6 August 2013

2013 Early Career Scientists Awarded, 2014 Open Call Announced


George Pau and Nathan Urban have been selected, along with 63 other recipients, by the U.S. Department of Energy's (DOE) Office of Science as Early Career Research Program award winners for 2013. Each winner will receive monetary funds from DOE's Earth System Modeling program over a period of five years to explore ways to advance their research focus.

Pau, a computational scientist at Lawrence Berkeley National Laboratory, studies high-performance computing, model reduction, and optimization of algorithms relevant to Earth sciences. He was funded to work on his proposal, “A Multiscale Reduced Order Method for Integrated Earth System Modeling.”

Urban, energy security fellow at Los Alamos National Laboratory, focuses his research on climate prediction and uncertainty quantification. He won funding for his proposal, “Beyond the Black Box: Combining System and Model Dynamics to Learn about Climate Uncertainties.”

The call for 2014 research applications is now open. The DOE Climate and Environmental Sciences Division is only accepting proposals in the area of the water cycle, with particular emphasis on process-level experimental, analysis, or modeling studies that indicate a clear path toward the incorporation of improved process-level understanding into Earth system models.

Principal Investigators (PI) who received doctorates no earlier than 2003 are eligible to apply. They must be full-time, permanent, non-postdoctoral national laboratory employees, or untenured assistant or associate professors on the tenure track as of the proposal deadline.

Key deadlines are:

  • Pre-proposals are due on or before September 5, 2013, at 5:00 p.m. Eastern Daylight Time.
  • Successful pre-applicants will be requested by DOE to submit a full proposal, due on or before November 19, 2013, at 5:00 p.m. Eastern Standard Time.

Each PI may submit only one Office of Science Early Career Research Program proposal per annual competition and should request project support for five years. In addition, a PI may not participate in more than three Office of Science Early Career Research Program competitions.

The DOE Office of Science website contains more information about the Early Career Research Program and an FAQ about the submission process.

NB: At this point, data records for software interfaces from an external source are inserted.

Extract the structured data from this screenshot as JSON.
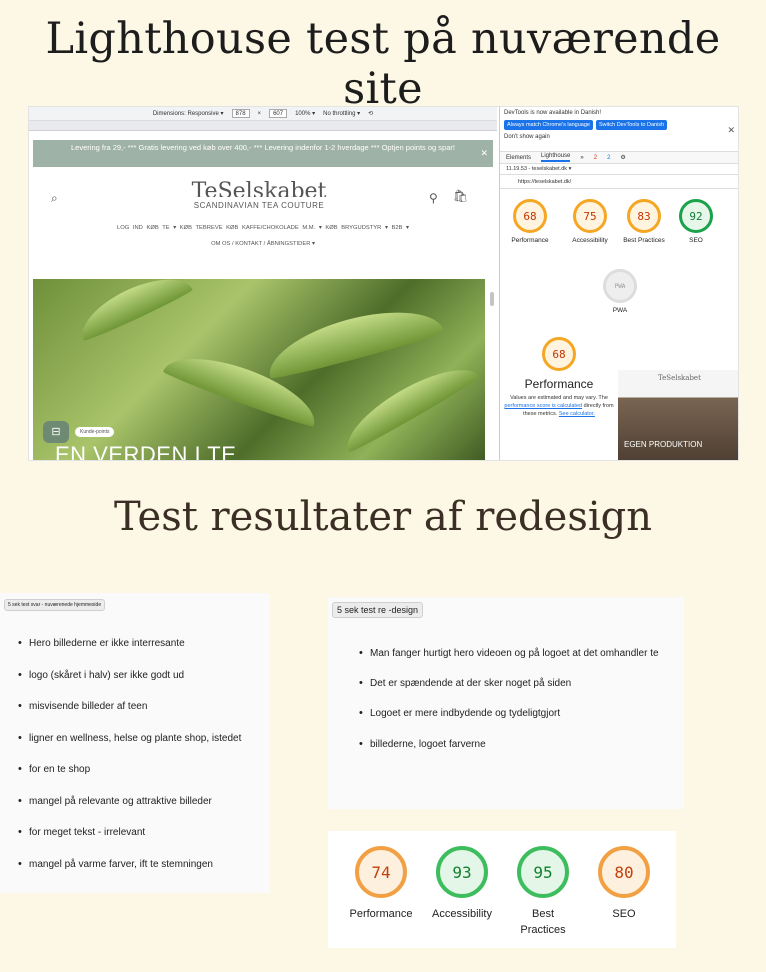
{
  "title_top": "Lighthouse test på nuværende site",
  "title_mid": "Test resultater af redesign",
  "devtools_bar": {
    "dimensions_label": "Dimensions: Responsive ▾",
    "width": "878",
    "x": "×",
    "height": "607",
    "zoom": "100% ▾",
    "throttling": "No throttling ▾"
  },
  "site": {
    "banner": "Levering fra 29,- *** Gratis levering ved køb over 400,- *** Levering indenfor 1-2 hverdage *** Optjen points og spar!",
    "logo": "TeSelskabet",
    "logo_sub": "SCANDINAVIAN TEA COUTURE",
    "nav1": "LOG IND   KØB TE ▾   KØB TEBREVE   KØB KAFFE/CHOKOLADE M.M. ▾   KØB BRYGUDSTYR ▾   B2B ▾",
    "nav2": "OM OS / KONTAKT / ÅBNINGSTIDER ▾",
    "hero_pill": "Kunde-points",
    "hero_text": "EN VERDEN I TE"
  },
  "devtools": {
    "notice": "DevTools is now available in Danish!",
    "btn_match": "Always match Chrome's language",
    "btn_switch": "Switch DevTools to Danish",
    "dont_show": "Don't show again",
    "tab_elements": "Elements",
    "tab_lighthouse": "Lighthouse",
    "tab_more": "»",
    "errors": "2",
    "warnings": "2",
    "session": "11.19.53 - teselskabet.dk ▾",
    "url": "https://teselskabet.dk/",
    "gauges": [
      {
        "value": "68",
        "label": "Performance",
        "kind": "o"
      },
      {
        "value": "75",
        "label": "Accessibility",
        "kind": "o"
      },
      {
        "value": "83",
        "label": "Best Practices",
        "kind": "o"
      },
      {
        "value": "92",
        "label": "SEO",
        "kind": "g"
      }
    ],
    "pwa_label": "PWA",
    "pwa_inner": "PWA",
    "perf_value": "68",
    "perf_title": "Performance",
    "perf_note_1": "Values are estimated and may vary. The",
    "perf_note_link": "performance score is calculated",
    "perf_note_2": "directly from these metrics.",
    "perf_note_link2": "See calculator.",
    "thumb_logo": "TeSelskabet",
    "thumb_text": "EGEN PRODUKTION"
  },
  "card_left": {
    "tag": "5 sek test svar - nuværenede hjemmeside",
    "items": [
      "Hero billederne er ikke interresante",
      "logo (skåret i halv) ser ikke godt ud",
      "misvisende billeder af teen",
      "ligner en wellness, helse og plante shop, istedet",
      "for en te shop",
      "mangel på relevante og attraktive billeder",
      "for meget tekst - irrelevant",
      "mangel på varme farver, ift te stemningen"
    ]
  },
  "card_right": {
    "tag": "5 sek test re -design",
    "items": [
      "Man fanger hurtigt hero videoen og på logoet at det omhandler te",
      "Det er spændende at der sker noget på siden",
      "Logoet er mere indbydende og tydeligtgjort",
      "billederne, logoet farverne"
    ]
  },
  "scores": [
    {
      "value": "74",
      "label": "Performance",
      "kind": "o"
    },
    {
      "value": "93",
      "label": "Accessibility",
      "kind": "g"
    },
    {
      "value": "95",
      "label": "Best Practices",
      "kind": "g"
    },
    {
      "value": "80",
      "label": "SEO",
      "kind": "o"
    }
  ],
  "colors": {
    "background": "#fdf7e6",
    "orange": "#f2a044",
    "green": "#3ebd5e",
    "banner": "#9fb2a7"
  }
}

Awards are expected to begin in FY2014.

Funding Program Area(s)